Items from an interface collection
────────────────────

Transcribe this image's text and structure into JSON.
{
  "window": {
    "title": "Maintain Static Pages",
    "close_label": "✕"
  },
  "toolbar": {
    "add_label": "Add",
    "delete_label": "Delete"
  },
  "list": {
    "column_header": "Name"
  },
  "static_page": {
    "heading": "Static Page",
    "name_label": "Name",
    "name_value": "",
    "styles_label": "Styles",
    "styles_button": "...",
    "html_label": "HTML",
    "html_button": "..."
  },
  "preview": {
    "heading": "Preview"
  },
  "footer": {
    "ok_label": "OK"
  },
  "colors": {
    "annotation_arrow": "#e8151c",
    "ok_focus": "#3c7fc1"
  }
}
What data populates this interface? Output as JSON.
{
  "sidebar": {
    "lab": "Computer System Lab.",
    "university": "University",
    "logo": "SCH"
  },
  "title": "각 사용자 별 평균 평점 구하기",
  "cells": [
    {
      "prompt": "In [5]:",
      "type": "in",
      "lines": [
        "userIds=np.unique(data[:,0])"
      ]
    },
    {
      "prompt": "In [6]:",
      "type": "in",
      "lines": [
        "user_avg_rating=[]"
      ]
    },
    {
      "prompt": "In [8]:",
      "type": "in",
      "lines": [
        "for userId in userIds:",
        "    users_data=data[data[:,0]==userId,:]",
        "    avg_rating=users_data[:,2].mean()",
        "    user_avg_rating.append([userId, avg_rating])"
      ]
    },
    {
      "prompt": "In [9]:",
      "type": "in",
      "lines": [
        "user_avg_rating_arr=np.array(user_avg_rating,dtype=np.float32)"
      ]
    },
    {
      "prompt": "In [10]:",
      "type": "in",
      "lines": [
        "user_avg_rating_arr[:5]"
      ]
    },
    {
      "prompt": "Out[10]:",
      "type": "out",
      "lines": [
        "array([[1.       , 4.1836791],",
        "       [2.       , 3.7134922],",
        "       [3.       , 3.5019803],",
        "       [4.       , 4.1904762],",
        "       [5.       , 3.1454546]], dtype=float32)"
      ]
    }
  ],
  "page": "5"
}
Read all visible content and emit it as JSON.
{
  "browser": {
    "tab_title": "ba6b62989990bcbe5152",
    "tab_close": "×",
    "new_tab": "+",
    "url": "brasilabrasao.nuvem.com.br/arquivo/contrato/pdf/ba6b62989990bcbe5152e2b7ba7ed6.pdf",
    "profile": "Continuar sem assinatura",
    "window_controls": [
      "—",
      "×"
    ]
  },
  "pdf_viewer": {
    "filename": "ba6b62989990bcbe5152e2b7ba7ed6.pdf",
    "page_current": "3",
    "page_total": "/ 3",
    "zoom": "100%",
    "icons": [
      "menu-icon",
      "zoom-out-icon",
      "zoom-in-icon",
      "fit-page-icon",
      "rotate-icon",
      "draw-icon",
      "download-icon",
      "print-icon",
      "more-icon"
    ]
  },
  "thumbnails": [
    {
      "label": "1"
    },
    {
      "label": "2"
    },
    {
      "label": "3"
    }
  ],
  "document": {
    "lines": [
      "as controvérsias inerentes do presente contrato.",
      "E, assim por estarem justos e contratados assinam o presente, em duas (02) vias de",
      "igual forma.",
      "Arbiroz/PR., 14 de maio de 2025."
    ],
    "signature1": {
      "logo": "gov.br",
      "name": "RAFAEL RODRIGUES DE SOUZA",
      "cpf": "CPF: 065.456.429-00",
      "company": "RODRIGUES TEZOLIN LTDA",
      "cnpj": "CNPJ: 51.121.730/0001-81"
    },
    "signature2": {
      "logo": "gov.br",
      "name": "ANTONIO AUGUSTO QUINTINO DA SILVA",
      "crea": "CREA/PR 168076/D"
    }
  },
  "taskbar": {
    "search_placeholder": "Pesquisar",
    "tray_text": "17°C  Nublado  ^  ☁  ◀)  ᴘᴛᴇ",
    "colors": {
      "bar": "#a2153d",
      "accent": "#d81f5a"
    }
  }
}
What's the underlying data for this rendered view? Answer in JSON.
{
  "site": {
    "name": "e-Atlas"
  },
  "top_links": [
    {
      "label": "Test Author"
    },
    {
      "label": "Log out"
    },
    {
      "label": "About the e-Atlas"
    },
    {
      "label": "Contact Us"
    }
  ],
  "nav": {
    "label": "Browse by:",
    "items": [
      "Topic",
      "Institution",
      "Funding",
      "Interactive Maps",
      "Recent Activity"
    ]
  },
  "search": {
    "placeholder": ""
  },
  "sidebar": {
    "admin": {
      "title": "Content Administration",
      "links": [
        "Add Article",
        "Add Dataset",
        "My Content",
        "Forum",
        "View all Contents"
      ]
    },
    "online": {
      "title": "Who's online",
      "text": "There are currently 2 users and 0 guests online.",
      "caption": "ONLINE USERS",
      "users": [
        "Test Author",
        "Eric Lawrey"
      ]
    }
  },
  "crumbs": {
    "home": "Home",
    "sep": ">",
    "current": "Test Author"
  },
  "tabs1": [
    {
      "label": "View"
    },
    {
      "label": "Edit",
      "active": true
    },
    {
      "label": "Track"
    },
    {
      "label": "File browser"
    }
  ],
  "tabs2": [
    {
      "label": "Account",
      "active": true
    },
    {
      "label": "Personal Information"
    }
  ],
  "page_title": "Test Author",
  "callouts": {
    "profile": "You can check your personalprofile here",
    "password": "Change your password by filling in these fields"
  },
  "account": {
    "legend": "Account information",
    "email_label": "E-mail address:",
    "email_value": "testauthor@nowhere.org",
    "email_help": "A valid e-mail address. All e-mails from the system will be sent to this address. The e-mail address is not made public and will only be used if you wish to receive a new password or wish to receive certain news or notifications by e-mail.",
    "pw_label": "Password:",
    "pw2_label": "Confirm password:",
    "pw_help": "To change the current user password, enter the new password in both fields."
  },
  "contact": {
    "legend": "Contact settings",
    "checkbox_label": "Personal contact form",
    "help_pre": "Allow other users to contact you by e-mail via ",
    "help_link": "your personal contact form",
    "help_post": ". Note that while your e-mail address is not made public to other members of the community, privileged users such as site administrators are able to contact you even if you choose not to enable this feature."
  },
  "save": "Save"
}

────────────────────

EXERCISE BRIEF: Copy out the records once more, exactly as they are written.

ANSWER:
Transcribe this image's text and structure into JSON.
{
  "window": {
    "title": "Maintain Static Pages",
    "close_label": "✕"
  },
  "toolbar": {
    "add_label": "Add",
    "delete_label": "Delete"
  },
  "list": {
    "column_header": "Name"
  },
  "static_page": {
    "heading": "Static Page",
    "name_label": "Name",
    "name_value": "",
    "styles_label": "Styles",
    "styles_button": "...",
    "html_label": "HTML",
    "html_button": "..."
  },
  "preview": {
    "heading": "Preview"
  },
  "footer": {
    "ok_label": "OK"
  },
  "colors": {
    "annotation_arrow": "#e8151c",
    "ok_focus": "#3c7fc1"
  }
}
What data populates this interface? Output as JSON.
{
  "sidebar": {
    "lab": "Computer System Lab.",
    "university": "University",
    "logo": "SCH"
  },
  "title": "각 사용자 별 평균 평점 구하기",
  "cells": [
    {
      "prompt": "In [5]:",
      "type": "in",
      "lines": [
        "userIds=np.unique(data[:,0])"
      ]
    },
    {
      "prompt": "In [6]:",
      "type": "in",
      "lines": [
        "user_avg_rating=[]"
      ]
    },
    {
      "prompt": "In [8]:",
      "type": "in",
      "lines": [
        "for userId in userIds:",
        "    users_data=data[data[:,0]==userId,:]",
        "    avg_rating=users_data[:,2].mean()",
        "    user_avg_rating.append([userId, avg_rating])"
      ]
    },
    {
      "prompt": "In [9]:",
      "type": "in",
      "lines": [
        "user_avg_rating_arr=np.array(user_avg_rating,dtype=np.float32)"
      ]
    },
    {
      "prompt": "In [10]:",
      "type": "in",
      "lines": [
        "user_avg_rating_arr[:5]"
      ]
    },
    {
      "prompt": "Out[10]:",
      "type": "out",
      "lines": [
        "array([[1.       , 4.1836791],",
        "       [2.       , 3.7134922],",
        "       [3.       , 3.5019803],",
        "       [4.       , 4.1904762],",
        "       [5.       , 3.1454546]], dtype=float32)"
      ]
    }
  ],
  "page": "5"
}
Read all visible content and emit it as JSON.
{
  "browser": {
    "tab_title": "ba6b62989990bcbe5152",
    "tab_close": "×",
    "new_tab": "+",
    "url": "brasilabrasao.nuvem.com.br/arquivo/contrato/pdf/ba6b62989990bcbe5152e2b7ba7ed6.pdf",
    "profile": "Continuar sem assinatura",
    "window_controls": [
      "—",
      "×"
    ]
  },
  "pdf_viewer": {
    "filename": "ba6b62989990bcbe5152e2b7ba7ed6.pdf",
    "page_current": "3",
    "page_total": "/ 3",
    "zoom": "100%",
    "icons": [
      "menu-icon",
      "zoom-out-icon",
      "zoom-in-icon",
      "fit-page-icon",
      "rotate-icon",
      "draw-icon",
      "download-icon",
      "print-icon",
      "more-icon"
    ]
  },
  "thumbnails": [
    {
      "label": "1"
    },
    {
      "label": "2"
    },
    {
      "label": "3"
    }
  ],
  "document": {
    "lines": [
      "as controvérsias inerentes do presente contrato.",
      "E, assim por estarem justos e contratados assinam o presente, em duas (02) vias de",
      "igual forma.",
      "Arbiroz/PR., 14 de maio de 2025."
    ],
    "signature1": {
      "logo": "gov.br",
      "name": "RAFAEL RODRIGUES DE SOUZA",
      "cpf": "CPF: 065.456.429-00",
      "company": "RODRIGUES TEZOLIN LTDA",
      "cnpj": "CNPJ: 51.121.730/0001-81"
    },
    "signature2": {
      "logo": "gov.br",
      "name": "ANTONIO AUGUSTO QUINTINO DA SILVA",
      "crea": "CREA/PR 168076/D"
    }
  },
  "taskbar": {
    "search_placeholder": "Pesquisar",
    "tray_text": "17°C  Nublado  ^  ☁  ◀)  ᴘᴛᴇ",
    "colors": {
      "bar": "#a2153d",
      "accent": "#d81f5a"
    }
  }
}
What's the underlying data for this rendered view? Answer in JSON.
{
  "site": {
    "name": "e-Atlas"
  },
  "top_links": [
    {
      "label": "Test Author"
    },
    {
      "label": "Log out"
    },
    {
      "label": "About the e-Atlas"
    },
    {
      "label": "Contact Us"
    }
  ],
  "nav": {
    "label": "Browse by:",
    "items": [
      "Topic",
      "Institution",
      "Funding",
      "Interactive Maps",
      "Recent Activity"
    ]
  },
  "search": {
    "placeholder": ""
  },
  "sidebar": {
    "admin": {
      "title": "Content Administration",
      "links": [
        "Add Article",
        "Add Dataset",
        "My Content",
        "Forum",
        "View all Contents"
      ]
    },
    "online": {
      "title": "Who's online",
      "text": "There are currently 2 users and 0 guests online.",
      "caption": "ONLINE USERS",
      "users": [
        "Test Author",
        "Eric Lawrey"
      ]
    }
  },
  "crumbs": {
    "home": "Home",
    "sep": ">",
    "current": "Test Author"
  },
  "tabs1": [
    {
      "label": "View"
    },
    {
      "label": "Edit",
      "active": true
    },
    {
      "label": "Track"
    },
    {
      "label": "File browser"
    }
  ],
  "tabs2": [
    {
      "label": "Account",
      "active": true
    },
    {
      "label": "Personal Information"
    }
  ],
  "page_title": "Test Author",
  "callouts": {
    "profile": "You can check your personalprofile here",
    "password": "Change your password by filling in these fields"
  },
  "account": {
    "legend": "Account information",
    "email_label": "E-mail address:",
    "email_value": "testauthor@nowhere.org",
    "email_help": "A valid e-mail address. All e-mails from the system will be sent to this address. The e-mail address is not made public and will only be used if you wish to receive a new password or wish to receive certain news or notifications by e-mail.",
    "pw_label": "Password:",
    "pw2_label": "Confirm password:",
    "pw_help": "To change the current user password, enter the new password in both fields."
  },
  "contact": {
    "legend": "Contact settings",
    "checkbox_label": "Personal contact form",
    "help_pre": "Allow other users to contact you by e-mail via ",
    "help_link": "your personal contact form",
    "help_post": ". Note that while your e-mail address is not made public to other members of the community, privileged users such as site administrators are able to contact you even if you choose not to enable this feature."
  },
  "save": "Save"
}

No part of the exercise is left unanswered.